Monday, July 2, 2012

The Purse

Children are an inheritance from the Lord.  They are a reward from him.  The children born to a man when he is young are like arrows in the hand of a warrior. ~ Psalm 127:3-4, GW

Facebook is a great tool.  Our ministry uses it to connect many isolated parents to resources and hope.  But it can also be haunting, bringing people from our past back into our lives when we perhaps haven't been connected to them in years.

About a week ago, I had a person whose children I had once babysat for, whom I worked side-by-side with at my first real job, and whom I had sung in the church choir with suddenly send me a "friend" request out of the blue.  Strange, I thought, as I hadn't been in touch with the person, probably in three decades.  Abandoning any hesitation, I accepted her request and found myself chatting with her again.  She is still in the area where I grew up, so much of our conversation centered around the sudden death of my father this past year and the moving of my mother into assisted living.  At one point, she asked me my current address so she could send me something regarding my father.  I gave it to her, and we concluded a pleasant time of catching up with one another.

A few days later, I was shocked to see a huge padded envelope arrive from this woman in the mail.  As I opened it and read her letter, I was brought to tears.  This woman had visited my parents' estate sale and purchased all of my father's ties.  Her cousin is a gifted crafter, who makes old ties into purses.  These ties of my father's were destined for such a use, and I was the blessed recipient of one of them.  I hugged the small satchel to my chest as I wept.

I remember seeing my father in the very tie that was used for this bag.  He was a frequent wearer of this accessory which most males now despise.  He was a co-owner of a car parts business for most of his adult life and wore a tie to work every day in his warehouse.  Every Sunday for church, every special occasion, he was nicely dressed like a responsible, respectable gentleman of his era would be known to do.  

While a neck tie is just one of life's many "things," it is yet another reminder of a person we treasure.  I know that for me, this purse made out of a piece of his attire evokes strong thoughts of my father's personal character.  It reminds me of much of the powerful legacy he left me.  My father was all about pressing on in hard work.  He believed in applying oneself and using the gifts God gave us in honest effort.  He was a man of quiet, but solid faith.  Personal prayer and steady service at his church were something to which he was always committed.  He was also devoted to simple, quiet, selfless giving.  "What can I do for ya?" was a phrase that frequently came from his mouth.  And in the ways he knew how, he was there to carry a person through life's difficulties.

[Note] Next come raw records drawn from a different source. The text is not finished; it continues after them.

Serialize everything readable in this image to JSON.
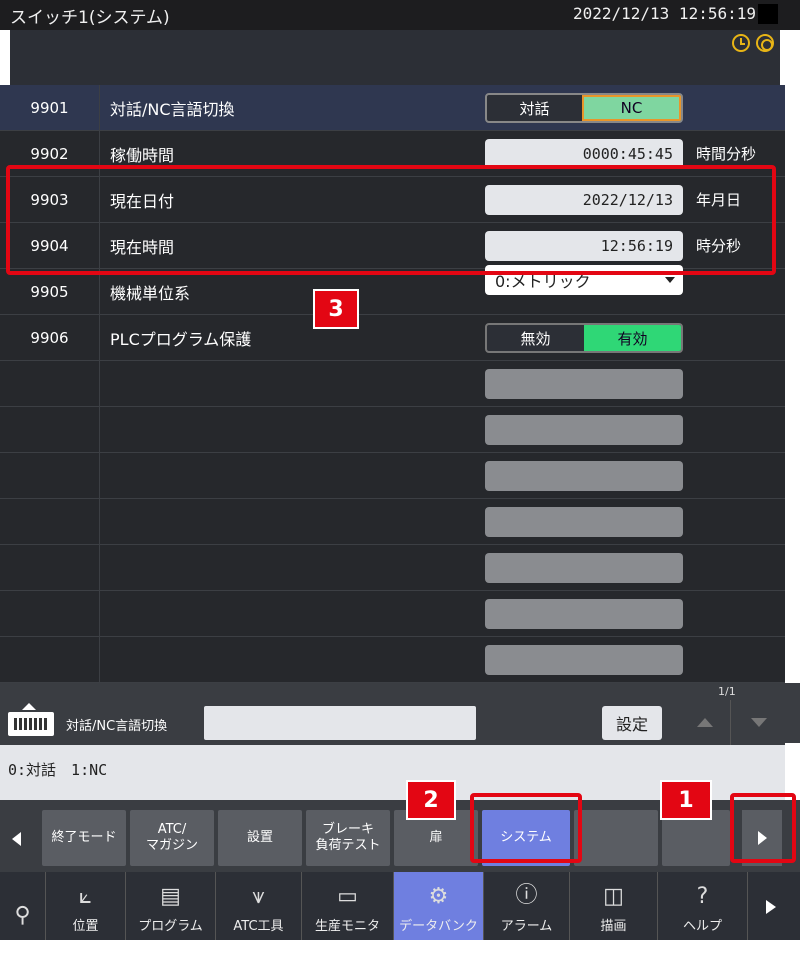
{
  "header": {
    "title": "スイッチ1(システム)",
    "datetime": "2022/12/13 12:56:19",
    "icons": [
      "clock-icon",
      "sync-icon"
    ]
  },
  "table": {
    "rows": [
      {
        "num": "9901",
        "label": "対話/NC言語切換",
        "type": "toggle",
        "options": [
          "対話",
          "NC"
        ],
        "selected": "NC"
      },
      {
        "num": "9902",
        "label": "稼働時間",
        "type": "value",
        "value": "0000:45:45",
        "unit": "時間分秒"
      },
      {
        "num": "9903",
        "label": "現在日付",
        "type": "value",
        "value": "2022/12/13",
        "unit": "年月日"
      },
      {
        "num": "9904",
        "label": "現在時間",
        "type": "value",
        "value": "12:56:19",
        "unit": "時分秒"
      },
      {
        "num": "9905",
        "label": "機械単位系",
        "type": "dropdown",
        "value": "0:メトリック"
      },
      {
        "num": "9906",
        "label": "PLCプログラム保護",
        "type": "toggle",
        "options": [
          "無効",
          "有効"
        ],
        "selected": "有効"
      }
    ]
  },
  "badges": {
    "b1": "1",
    "b2": "2",
    "b3": "3"
  },
  "input": {
    "label": "対話/NC言語切換",
    "value": "",
    "set_label": "設定",
    "page": "1/1"
  },
  "help_text": "0:対話　1:NC",
  "fkeys": [
    "終了モード",
    "ATC/\nマガジン",
    "設置",
    "ブレーキ\n負荷テスト",
    "扉",
    "システム",
    "",
    ""
  ],
  "fkeys_selected": "システム",
  "nav": [
    {
      "label": "",
      "icon": "tool-icon"
    },
    {
      "label": "位置",
      "icon": "axis-icon"
    },
    {
      "label": "プログラム",
      "icon": "program-icon"
    },
    {
      "label": "ATC工具",
      "icon": "atc-tool-icon"
    },
    {
      "label": "生産モニタ",
      "icon": "monitor-icon"
    },
    {
      "label": "データバンク",
      "icon": "gear-icon"
    },
    {
      "label": "アラーム",
      "icon": "alarm-icon"
    },
    {
      "label": "描画",
      "icon": "cube-icon"
    },
    {
      "label": "ヘルプ",
      "icon": "help-icon"
    }
  ],
  "nav_selected": "データバンク",
  "colors": {
    "highlight_red": "#e30613",
    "accent_blue": "#6f7fe0",
    "toggle_green": "#2fd776",
    "toggle_nc": "#7fd6a0"
  }
}
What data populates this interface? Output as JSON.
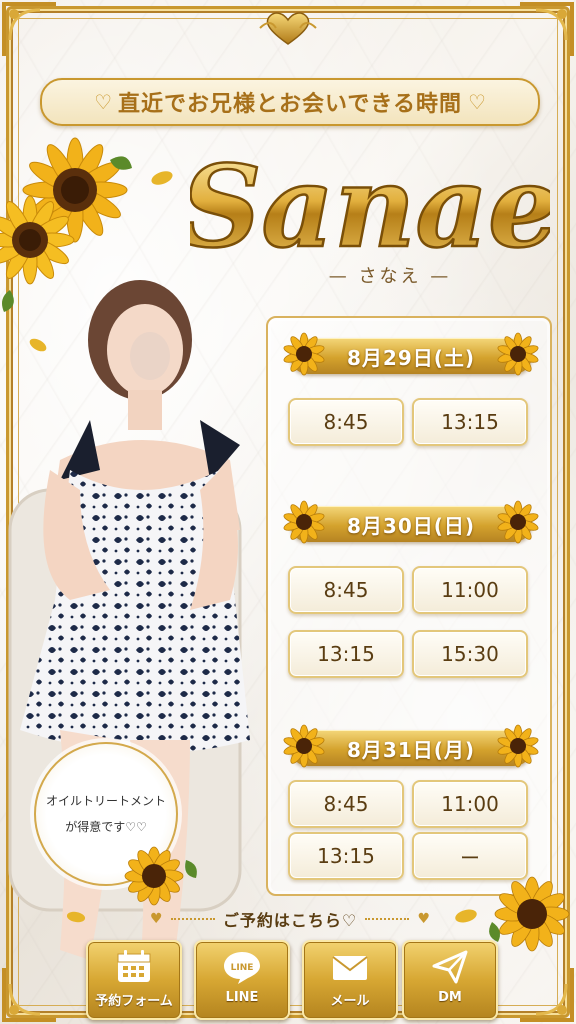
{
  "headline": "直近でお兄様とお会いできる時間",
  "name": "Sanae",
  "name_kana": "さなえ",
  "colors": {
    "gold": "#c9982f",
    "gold_dark": "#a7701a",
    "text_brown": "#5a3d12"
  },
  "schedule": [
    {
      "date": "8月29日(土)",
      "slots": [
        "8:45",
        "13:15"
      ]
    },
    {
      "date": "8月30日(日)",
      "slots": [
        "8:45",
        "11:00",
        "13:15",
        "15:30"
      ]
    },
    {
      "date": "8月31日(月)",
      "slots": [
        "8:45",
        "11:00",
        "13:15",
        "ー"
      ]
    }
  ],
  "bubble": {
    "line1": "オイルトリートメント",
    "line2": "が得意です♡♡"
  },
  "reserve_label": "ご予約はこちら♡",
  "buttons": [
    {
      "label": "予約フォーム",
      "icon": "calendar-icon"
    },
    {
      "label": "LINE",
      "icon": "line-icon",
      "icon_text": "LINE"
    },
    {
      "label": "メール",
      "icon": "mail-icon"
    },
    {
      "label": "DM",
      "icon": "send-icon"
    }
  ]
}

Looking at such a gift I can't help but wonder, what sort of legacy my scarves or my husband's ties would remind our children of.  Would they evoke thoughts of a good God or false faith?  Would they remind our children of the hope we have tried to share during the hopeless seasons of our lives or disappointed bitterness?  Would they bring to memory acts of selfless devotion and reckless obedience or selfish indulgence and a lack of love?

Being so close to our children with special needs gives us a unique opportunity to leave them a powerful inheritance beyond what typical kids enjoy.  We are much more available to model the hope, grace, joy and faithfulness of Jesus than those who don't walk in our shoes.  I pray that when I am finally home praising God in His glorious heaven that my own children will be left with as precious and inspirational memories as I had evoked by that sweet purse.  How about you?

PRAY:  Lord, help me to be a good steward of the precious child(ren) you have given me to raise.  When I want to give up, help me to recall how I would want my child to remember me once I am gone.  And help me to treat them like the precious inheritance You intended them to be for me.


  1. Barb, thanks for this awesome post! My own heart is heavy for my dad who is still with us but so very fragile. What a wonderful idea!

  2. Barb we just got back from our place in Crivitz. I am glad the purse got to you and I knew it would spark many fond memories

  3. Barb, I am so glad you are enjoying the Purse and the memories it evokes. What a beautiul post. Peggy's cousin Betsy (the Purse maker)